I’m also working (slowly, but I’m doing it!) on a book for batched cocktails. I hope to share some techniques, recipes, and equipment recommendations. I am trying to re-think, to some extent, how such books work though, because there are quite simply some things that are just better off as video, while some are better as text and images. I’m quite limited by the fact that I’m not a skilled video producer (or really even an unskilled one) and don’t have any equipment better than a GoPro. I suspect this book will sell 1,000 copies if I’m lucky, since the batched cocktail industry is nascent, so I can’t really afford a professional.

I’ll figure it out. Maybe just do the classic book technique of words and pictures, and then toss in a link to the video version.

I’ve also been playing around a lot with gum Arabic and emulsifying in flavoring oils in beverages. And doing alcohol-based extracts of various herbs. I like the idea of being able to mix one flavor at a time. Bitters are nice, but they’re all like 40 different flavors, and sometimes you just want some grapefruit peel.

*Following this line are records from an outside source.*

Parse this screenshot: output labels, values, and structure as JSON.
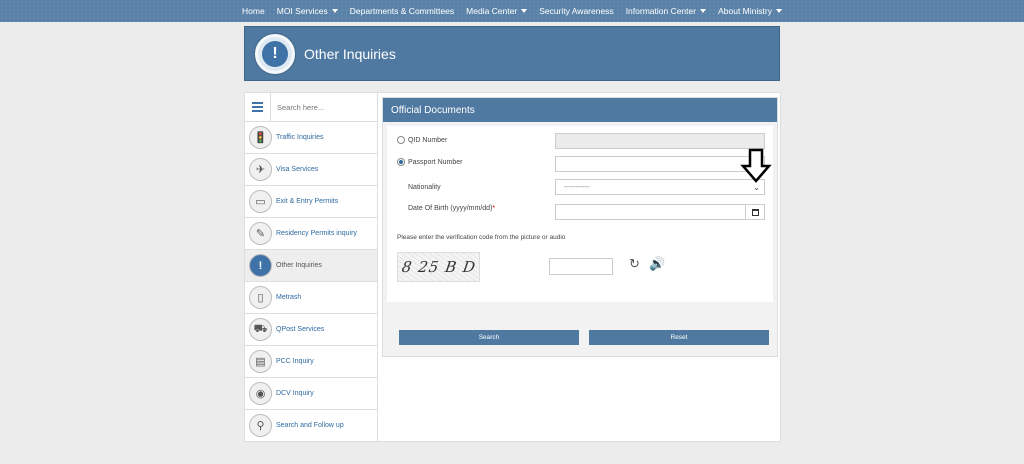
{
  "nav": {
    "items": [
      {
        "label": "Home",
        "dropdown": false
      },
      {
        "label": "MOI Services",
        "dropdown": true
      },
      {
        "label": "Departments & Committees",
        "dropdown": false
      },
      {
        "label": "Media Center",
        "dropdown": true
      },
      {
        "label": "Security Awareness",
        "dropdown": false
      },
      {
        "label": "Information Center",
        "dropdown": true
      },
      {
        "label": "About Ministry",
        "dropdown": true
      }
    ]
  },
  "banner": {
    "title": "Other Inquiries",
    "icon": "exclamation-icon"
  },
  "sidebar": {
    "search_placeholder": "Search here...",
    "items": [
      {
        "label": "Traffic Inquiries",
        "icon": "traffic-light-icon",
        "glyph": "🚦",
        "active": false
      },
      {
        "label": "Visa Services",
        "icon": "visa-icon",
        "glyph": "✈",
        "active": false
      },
      {
        "label": "Exit & Entry Permits",
        "icon": "passport-icon",
        "glyph": "▭",
        "active": false
      },
      {
        "label": "Residency Permits inquiry",
        "icon": "id-card-icon",
        "glyph": "✎",
        "active": false
      },
      {
        "label": "Other Inquiries",
        "icon": "exclamation-icon",
        "glyph": "!",
        "active": true
      },
      {
        "label": "Metrash",
        "icon": "phone-icon",
        "glyph": "▯",
        "active": false
      },
      {
        "label": "QPost Services",
        "icon": "truck-icon",
        "glyph": "⛟",
        "active": false
      },
      {
        "label": "PCC Inquiry",
        "icon": "certificate-icon",
        "glyph": "▤",
        "active": false
      },
      {
        "label": "DCV Inquiry",
        "icon": "fingerprint-icon",
        "glyph": "◉",
        "active": false
      },
      {
        "label": "Search and Follow up",
        "icon": "search-person-icon",
        "glyph": "⚲",
        "active": false
      }
    ]
  },
  "form": {
    "title": "Official Documents",
    "qid_label": "QID Number",
    "passport_label": "Passport Number",
    "selected_option": "passport",
    "nationality_label": "Nationality",
    "nationality_value": "-----------",
    "dob_label": "Date Of Birth (yyyy/mm/dd)",
    "dob_required": "*",
    "verification_note": "Please enter the verification code from the picture or audio",
    "captcha_text": "8 25 B D",
    "search_label": "Search",
    "reset_label": "Reset"
  }
}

I’ve been playing around more with savory cocktails as well. It’s a woefully un-explored area I feel like. You’ve got bloody maries, martinis. That’s about the extent of it. Why aren’t people doing more drinks without sugar in them? I hope to have more thoughts on that in the not-too-distant future as well, though with everything else going on it’ll probably be low priority stuff I just fool around with for home use. Whenever I do an event I have dozens of girls ask me “what’s, like, the sweetest fruitiest thing you have?” so savory cocktails are probably not high on the list of crowd pleasers.

Anyway, that’s what I’ve been up to.